2000Egyptian-born Ali Mohamed, a U.S. citizen who'd served in the Army, pleaded guilty in New York to helping plan the deadly U.S. embassy bombings in Africa in 1998 that killed 224 people, including 12 Americans.

2004A U.S. Army staff sergeant, Ivan "Chip" Frederick, pleaded guilty to abusing Iraqi detainees at Abu Ghraib prison. (Frederick was sentenced to eight years in prison.)

2005A defense lawyer in Saddam Hussein's mass murder trial was abducted from his office and found murdered hours later.


AP Highlight in History:
On Oct. 21, 1917, American soldiers first saw action in World War I on the front lines in France.
AP Photo
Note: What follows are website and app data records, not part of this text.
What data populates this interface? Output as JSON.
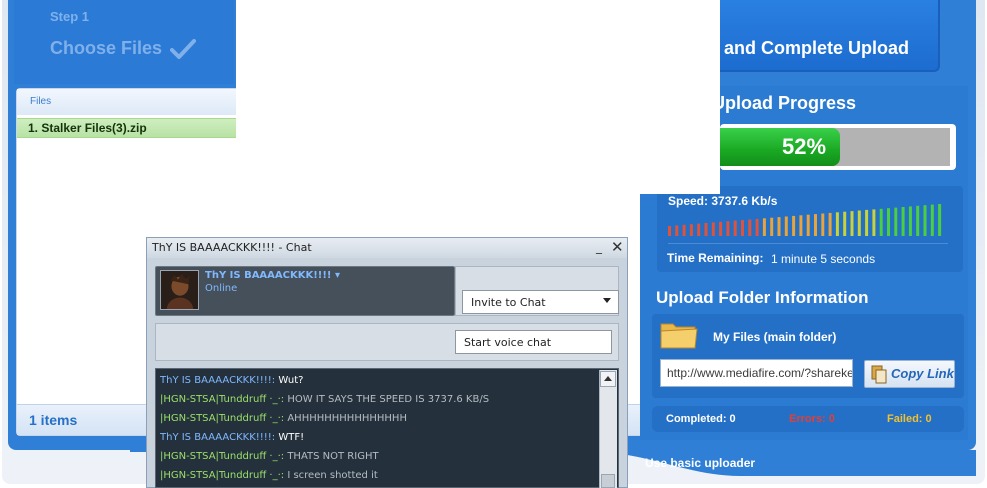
{
  "step": {
    "label": "Step 1",
    "title": "Choose Files"
  },
  "complete_upload": {
    "label": "and Complete Upload"
  },
  "files": {
    "header_label": "Files",
    "items": [
      {
        "name": "1. Stalker Files(3).zip"
      }
    ],
    "count_label": "1 items"
  },
  "progress": {
    "title": "Upload Progress",
    "percent": 52,
    "percent_label": "52%",
    "speed_label": "Speed: 3737.6 Kb/s",
    "time_label": "Time Remaining:",
    "time_value": "1 minute 5 seconds"
  },
  "folder": {
    "title": "Upload Folder Information",
    "name": "My Files (main folder)",
    "link_value": "http://www.mediafire.com/?sharekey=",
    "copy_label": "Copy Link"
  },
  "stats": {
    "completed": "Completed:  0",
    "errors": "Errors:  0",
    "failed": "Failed: 0"
  },
  "basic_uploader_label": "Use basic uploader",
  "chat": {
    "title": "ThY IS BAAAACKKK!!!! - Chat",
    "min_glyph": "_",
    "close_glyph": "✕",
    "contact_name": "ThY IS BAAAACKKK!!!! ▾",
    "contact_status": "Online",
    "invite_label": "Invite to Chat",
    "voice_label": "Start voice chat",
    "messages": [
      {
        "who": "ThY IS BAAAACKKK!!!!:",
        "text": "Wut?"
      },
      {
        "who": "|HGN-STSA|Tunddruff ·_·:",
        "text": "HOW IT SAYS THE SPEED IS 3737.6 KB/S"
      },
      {
        "who": "|HGN-STSA|Tunddruff ·_·:",
        "text": "AHHHHHHHHHHHHHHH"
      },
      {
        "who": "ThY IS BAAAACKKK!!!!:",
        "text": "WTF!"
      },
      {
        "who": "|HGN-STSA|Tunddruff ·_·:",
        "text": "THATS NOT RIGHT"
      },
      {
        "who": "|HGN-STSA|Tunddruff ·_·:",
        "text": "I screen shotted it"
      }
    ]
  },
  "colors": {
    "brand_blue": "#2f7fd6",
    "progress_green": "#1aa823",
    "error_red": "#e0403a",
    "failed_yellow": "#f0c030"
  },
  "icons": {
    "check": "check-icon",
    "folder": "folder-icon",
    "copy": "copy-icon",
    "chevron": "chevron-down-icon"
  }
}
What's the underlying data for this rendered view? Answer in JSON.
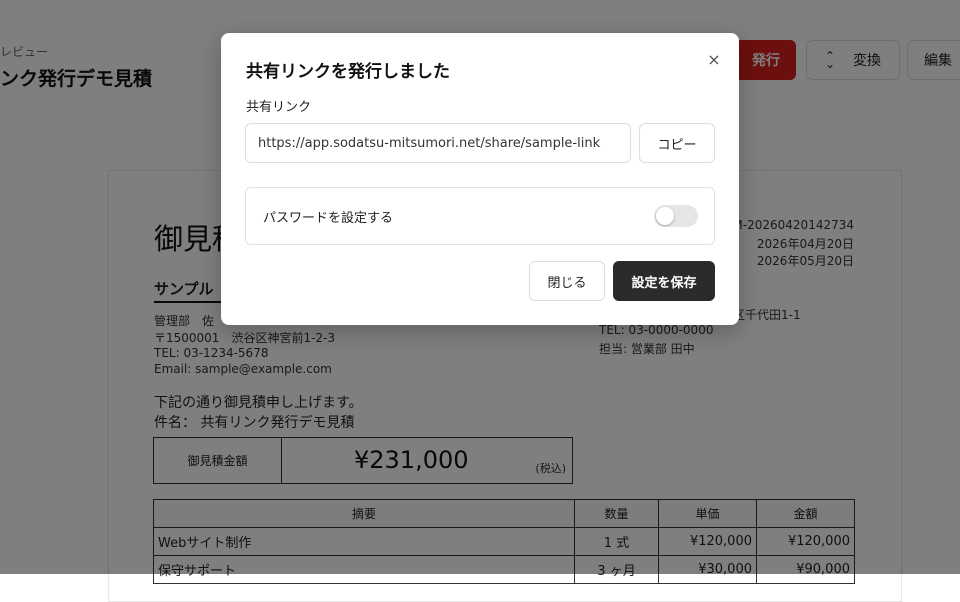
{
  "header": {
    "breadcrumb": "レビュー",
    "title": "ンク発行デモ見積",
    "issue_button": "発行",
    "convert_button": "変換",
    "edit_button": "編集"
  },
  "document": {
    "title": "御見積",
    "number": "SM-20260420142734",
    "issue_date": "2026年04月20日",
    "expiry_date": "2026年05月20日",
    "client_name": "サンプル",
    "client_dept": "管理部　佐",
    "client_zip": "〒1500001　渋谷区神宮前1-2-3",
    "client_tel": "TEL: 03-1234-5678",
    "client_email": "Email: sample@example.com",
    "issuer_address": "区千代田1-1",
    "issuer_tel": "TEL: 03-0000-0000",
    "issuer_contact": "担当: 営業部 田中",
    "greeting": "下記の通り御見積申し上げます。",
    "subject": "件名： 共有リンク発行デモ見積",
    "total_label": "御見積金額",
    "total_amount": "¥231,000",
    "total_tax": "(税込)",
    "table": {
      "headers": [
        "摘要",
        "数量",
        "単価",
        "金額"
      ],
      "rows": [
        {
          "desc": "Webサイト制作",
          "qty": "1 式",
          "unit": "¥120,000",
          "amount": "¥120,000"
        },
        {
          "desc": "保守サポート",
          "qty": "3 ヶ月",
          "unit": "¥30,000",
          "amount": "¥90,000"
        }
      ]
    }
  },
  "modal": {
    "title": "共有リンクを発行しました",
    "close_icon": "×",
    "link_label": "共有リンク",
    "link_value": "https://app.sodatsu-mitsumori.net/share/sample-link",
    "copy_button": "コピー",
    "password_label": "パスワードを設定する",
    "password_enabled": false,
    "close_button": "閉じる",
    "save_button": "設定を保存"
  }
}
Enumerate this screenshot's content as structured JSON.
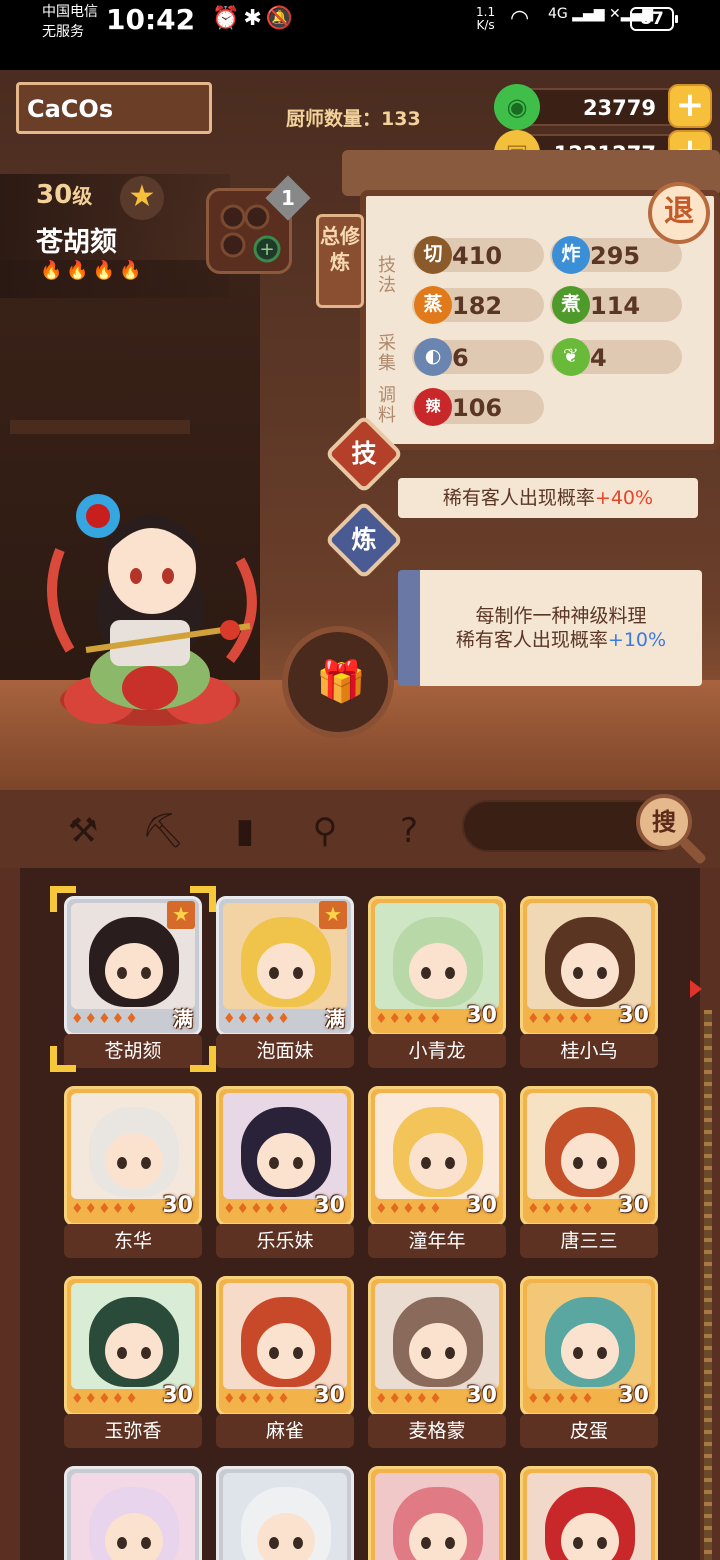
{
  "status_bar": {
    "carrier_line1": "中国电信",
    "carrier_line2": "无服务",
    "time": "10:42",
    "speed_line1": "1.1",
    "speed_line2": "K/s",
    "network": "4G",
    "battery": "87"
  },
  "header": {
    "player_name": "CaCOs",
    "chef_count_label": "厨师数量：",
    "chef_count": "133",
    "jade": "23779",
    "gold": "1221277",
    "exit_label": "退"
  },
  "character": {
    "level": "30",
    "level_suffix": "级",
    "name": "苍胡颏",
    "flames": 4,
    "equip_badge": "1"
  },
  "skills_panel": {
    "total_tag": "总修炼",
    "label_technique": "技法",
    "label_gather": "采集",
    "label_season": "调料",
    "stats": [
      {
        "icon": "切",
        "value": "410",
        "color": "#8a5a2a"
      },
      {
        "icon": "炸",
        "value": "295",
        "color": "#3a8fd6"
      },
      {
        "icon": "蒸",
        "value": "182",
        "color": "#e07a1a"
      },
      {
        "icon": "煮",
        "value": "114",
        "color": "#4e9a2a"
      },
      {
        "icon": "fish-icon",
        "value": "6",
        "color": "#6a86b0"
      },
      {
        "icon": "veg-icon",
        "value": "4",
        "color": "#6aba3a"
      },
      {
        "icon": "辣",
        "value": "106",
        "color": "#c8282a"
      }
    ],
    "skill_button": "技",
    "refine_button": "炼",
    "bonus1_text": "稀有客人出现概率",
    "bonus1_value": "+40%",
    "bonus2_line1": "每制作一种神级料理",
    "bonus2_line2": "稀有客人出现概率",
    "bonus2_value": "+10%"
  },
  "toolbar": {
    "search_label": "搜"
  },
  "chefs": [
    {
      "name": "苍胡颏",
      "level": "满",
      "star": true,
      "selected": true,
      "bg": "#e9e2de",
      "hair": "#2a1d1d"
    },
    {
      "name": "泡面妹",
      "level": "满",
      "star": true,
      "selected": false,
      "bg": "#f3d3a4",
      "hair": "#f0c44a"
    },
    {
      "name": "小青龙",
      "level": "30",
      "star": false,
      "selected": false,
      "bg": "#cfe6c4",
      "hair": "#b8d8a8"
    },
    {
      "name": "桂小乌",
      "level": "30",
      "star": false,
      "selected": false,
      "bg": "#f0d8b4",
      "hair": "#5a3622"
    },
    {
      "name": "东华",
      "level": "30",
      "star": false,
      "selected": false,
      "bg": "#f4e8dc",
      "hair": "#e9e6e2"
    },
    {
      "name": "乐乐妹",
      "level": "30",
      "star": false,
      "selected": false,
      "bg": "#e8d8e6",
      "hair": "#2a2238"
    },
    {
      "name": "潼年年",
      "level": "30",
      "star": false,
      "selected": false,
      "bg": "#fbe8d8",
      "hair": "#f2c45a"
    },
    {
      "name": "唐三三",
      "level": "30",
      "star": false,
      "selected": false,
      "bg": "#f6e2c2",
      "hair": "#c4502a"
    },
    {
      "name": "玉弥香",
      "level": "30",
      "star": false,
      "selected": false,
      "bg": "#d8ecd6",
      "hair": "#2a4a3a"
    },
    {
      "name": "麻雀",
      "level": "30",
      "star": false,
      "selected": false,
      "bg": "#f6dcc8",
      "hair": "#c8482a"
    },
    {
      "name": "麦格蒙",
      "level": "30",
      "star": false,
      "selected": false,
      "bg": "#eadcd0",
      "hair": "#8a6a5a"
    },
    {
      "name": "皮蛋",
      "level": "30",
      "star": false,
      "selected": false,
      "bg": "#f2c878",
      "hair": "#5aa6a0"
    },
    {
      "name": "",
      "level": "",
      "star": false,
      "selected": false,
      "bg": "#f3d8e6",
      "hair": "#e8d4ec"
    },
    {
      "name": "",
      "level": "",
      "star": false,
      "selected": false,
      "bg": "#dfe4ea",
      "hair": "#eef0f2"
    },
    {
      "name": "",
      "level": "",
      "star": false,
      "selected": false,
      "bg": "#f0c8c8",
      "hair": "#e07a84"
    },
    {
      "name": "",
      "level": "",
      "star": false,
      "selected": false,
      "bg": "#f2d8c8",
      "hair": "#c8282a"
    }
  ]
}
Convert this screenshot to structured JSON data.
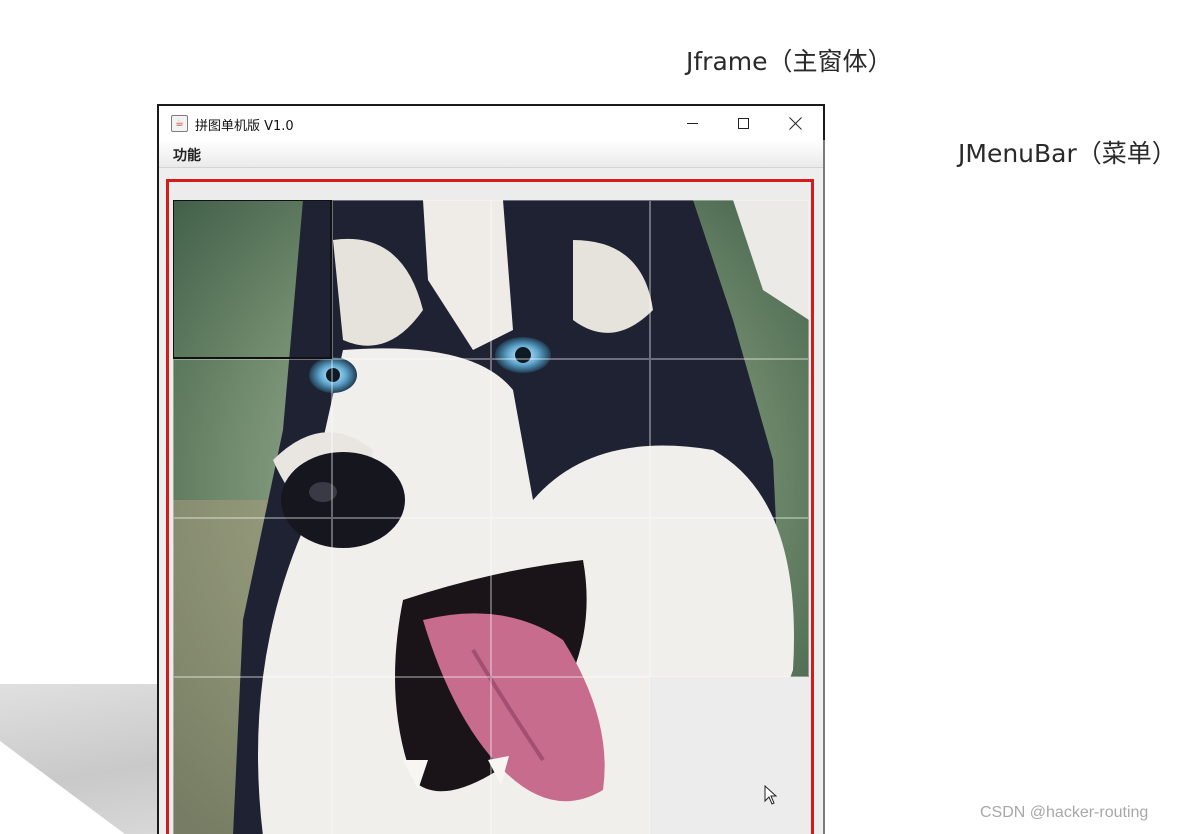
{
  "annotations": {
    "frame_label": "Jframe（主窗体）",
    "menubar_label": "JMenuBar（菜单）"
  },
  "window": {
    "title": "拼图单机版 V1.0",
    "icon": "java-cup-icon",
    "controls": {
      "minimize": "minimize-icon",
      "maximize": "maximize-icon",
      "close": "close-icon"
    }
  },
  "menubar": {
    "items": [
      {
        "label": "功能"
      }
    ]
  },
  "board": {
    "image": "husky-dog-photo",
    "columns": 4,
    "rows": 4,
    "tiles": [
      {
        "id": "t1",
        "src_col": 0,
        "src_row": 0,
        "state": "selected"
      },
      {
        "id": "t2",
        "src_col": 1,
        "src_row": 0,
        "state": "normal"
      },
      {
        "id": "t3",
        "src_col": 2,
        "src_row": 0,
        "state": "normal"
      },
      {
        "id": "t4",
        "src_col": 3,
        "src_row": 0,
        "state": "normal"
      },
      {
        "id": "t5",
        "src_col": 0,
        "src_row": 1,
        "state": "normal"
      },
      {
        "id": "t6",
        "src_col": 1,
        "src_row": 1,
        "state": "normal"
      },
      {
        "id": "t7",
        "src_col": 2,
        "src_row": 1,
        "state": "normal"
      },
      {
        "id": "t8",
        "src_col": 3,
        "src_row": 1,
        "state": "normal"
      },
      {
        "id": "t9",
        "src_col": 0,
        "src_row": 2,
        "state": "normal"
      },
      {
        "id": "t10",
        "src_col": 1,
        "src_row": 2,
        "state": "normal"
      },
      {
        "id": "t11",
        "src_col": 2,
        "src_row": 2,
        "state": "normal"
      },
      {
        "id": "t12",
        "src_col": 3,
        "src_row": 2,
        "state": "normal"
      },
      {
        "id": "t13",
        "src_col": 0,
        "src_row": 3,
        "state": "normal"
      },
      {
        "id": "t14",
        "src_col": 1,
        "src_row": 3,
        "state": "normal"
      },
      {
        "id": "t15",
        "src_col": 2,
        "src_row": 3,
        "state": "normal"
      },
      {
        "id": "t16",
        "src_col": 3,
        "src_row": 3,
        "state": "empty"
      }
    ]
  },
  "colors": {
    "annotation_border": "#d51c1c",
    "window_border": "#1a1a1a",
    "pane_background": "#ececec"
  },
  "watermark": "CSDN @hacker-routing"
}
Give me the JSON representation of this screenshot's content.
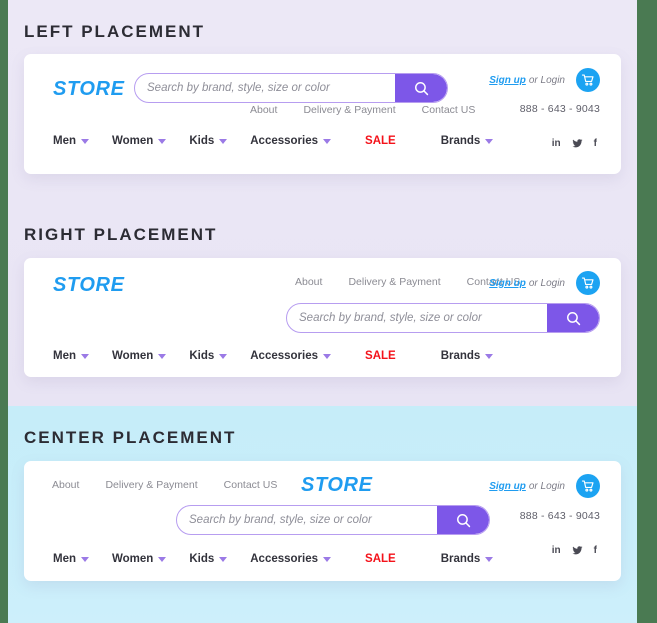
{
  "colors": {
    "page_border": "#4a7a52",
    "band_lavender": "#eae6f5",
    "band_cyan": "#c9eefa",
    "card": "#ffffff",
    "logo_blue": "#1f9cf0",
    "search_purple": "#7d57e8",
    "search_border": "#b79df0",
    "cart_blue": "#1ca3f2",
    "sale_red": "#f4121a",
    "caret_purple": "#9b7ae6",
    "nav_text": "#33333c",
    "muted_text": "#8b8b93",
    "title_text": "#2c2c34"
  },
  "sections": [
    {
      "id": "left-placement",
      "title": "LEFT PLACEMENT",
      "layout": "left"
    },
    {
      "id": "right-placement",
      "title": "RIGHT PLACEMENT",
      "layout": "right"
    },
    {
      "id": "center-placement",
      "title": "CENTER PLACEMENT",
      "layout": "center"
    }
  ],
  "header": {
    "logo": "STORE",
    "search": {
      "placeholder": "Search by brand, style, size or color",
      "value": "",
      "icon": "search-icon",
      "button_label": ""
    },
    "top_links": [
      {
        "label": "About"
      },
      {
        "label": "Delivery & Payment"
      },
      {
        "label": "Contact US"
      }
    ],
    "account": {
      "signup_label": "Sign up",
      "or_login_label": "or Login",
      "cart_icon": "shopping-cart-icon"
    },
    "phone": "888 - 643 - 9043",
    "nav": [
      {
        "label": "Men",
        "caret": true,
        "sale": false
      },
      {
        "label": "Women",
        "caret": true,
        "sale": false
      },
      {
        "label": "Kids",
        "caret": true,
        "sale": false
      },
      {
        "label": "Accessories",
        "caret": true,
        "sale": false
      },
      {
        "label": "SALE",
        "caret": false,
        "sale": true
      },
      {
        "label": "Brands",
        "caret": true,
        "sale": false
      }
    ],
    "socials": [
      {
        "name": "linkedin-icon",
        "glyph": "in"
      },
      {
        "name": "twitter-icon",
        "glyph": ""
      },
      {
        "name": "facebook-icon",
        "glyph": "f"
      }
    ]
  }
}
1797The U.S. Navy frigate Constitution, also known as Old Ironsides, was launched in Boston Harbor.

1805 A British fleet commanded by Adm. Horatio Nelson defeated a French and Spanish fleet in the Battle of Trafalgar; Nelson, however, was killed.

1967Tens of thousands of Vietnam War protesters marched in Washington, D.C.

1988 A federal grand jury in New York indicted former Philippine President Ferdinand Marcos and his wife, Imelda, on charges of fraud and racketeering.

2001Washington postal worker Thomas L. Morris Jr. died of inhaled anthrax.

2002A car packed with explosives blew up next to a bus in northern Israel during rush hour; 14 people were killed in addition to two suicide attackers.

2003 The U.N. General Assembly overwhelmingly approved a resolution demanding that Israel tear down a barrier jutting into the West Bank.


AP Highlight in History:
On Oct. 22, 1962, President John F. Kennedy announced an air and naval blockade of Cuba, following the discovery of Soviet missile bases on the island.
Audio Link President John F. Kennedy

AP Photo

1797French balloonist Andre-Jacques Garnerin made the first parachute descent, landing safely from a height of about 3,000 feet.

1928 Republican presidential nominee Herbert Hoover spoke of the "American system of rugged individualism" in a speech at New York's Madison Square Garden.

1954 West Germany joined the North Atlantic Treaty Organization.

1979The U.S. government allowed the deposed Shah of Iran to travel to New York for medical treatment.

2001Washington postal worker Joseph P. Curseen died of inhaled anthrax.

2004 In a wrenching videotaped statement, kidnapped aid worker Margaret Hassan begged Britain to help save her by withdrawing its troops from Iraq, saying these "might be my last hours." (Hassan was later killed by her captors.)